Go through the data underneath and report how many lines hold the string "Cache", giving only the number.

......

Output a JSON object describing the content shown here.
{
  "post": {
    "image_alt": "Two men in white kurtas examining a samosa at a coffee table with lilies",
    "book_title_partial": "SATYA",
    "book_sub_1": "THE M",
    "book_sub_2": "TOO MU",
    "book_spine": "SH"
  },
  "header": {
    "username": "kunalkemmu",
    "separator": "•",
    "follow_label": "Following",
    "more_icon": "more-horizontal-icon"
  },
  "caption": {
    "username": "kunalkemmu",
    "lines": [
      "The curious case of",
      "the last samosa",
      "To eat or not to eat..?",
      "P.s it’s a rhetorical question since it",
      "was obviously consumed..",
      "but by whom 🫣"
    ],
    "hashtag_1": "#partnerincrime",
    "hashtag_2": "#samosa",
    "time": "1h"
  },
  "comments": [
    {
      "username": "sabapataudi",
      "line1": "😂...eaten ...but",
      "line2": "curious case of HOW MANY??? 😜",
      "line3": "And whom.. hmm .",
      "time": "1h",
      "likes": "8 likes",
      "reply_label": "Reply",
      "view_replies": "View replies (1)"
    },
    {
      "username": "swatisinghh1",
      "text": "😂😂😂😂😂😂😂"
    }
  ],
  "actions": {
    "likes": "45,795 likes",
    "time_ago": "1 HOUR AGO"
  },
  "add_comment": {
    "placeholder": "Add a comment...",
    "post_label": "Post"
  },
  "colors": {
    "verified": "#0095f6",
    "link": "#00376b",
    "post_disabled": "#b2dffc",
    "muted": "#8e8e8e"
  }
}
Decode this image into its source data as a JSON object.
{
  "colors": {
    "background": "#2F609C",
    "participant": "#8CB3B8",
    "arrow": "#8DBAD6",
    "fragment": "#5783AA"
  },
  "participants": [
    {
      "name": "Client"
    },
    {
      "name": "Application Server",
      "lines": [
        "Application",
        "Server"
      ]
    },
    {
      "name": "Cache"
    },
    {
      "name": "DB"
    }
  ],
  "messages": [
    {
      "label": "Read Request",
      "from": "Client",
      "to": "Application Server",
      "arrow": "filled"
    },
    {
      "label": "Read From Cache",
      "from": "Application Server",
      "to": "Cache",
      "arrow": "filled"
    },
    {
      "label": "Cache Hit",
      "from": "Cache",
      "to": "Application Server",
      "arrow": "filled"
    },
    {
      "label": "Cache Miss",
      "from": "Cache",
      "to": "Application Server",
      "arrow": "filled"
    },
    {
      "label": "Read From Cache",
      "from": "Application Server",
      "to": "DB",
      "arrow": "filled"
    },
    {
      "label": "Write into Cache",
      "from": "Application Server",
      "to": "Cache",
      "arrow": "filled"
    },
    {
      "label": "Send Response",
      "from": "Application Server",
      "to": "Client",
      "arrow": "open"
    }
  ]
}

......

### [SOLUTION]
10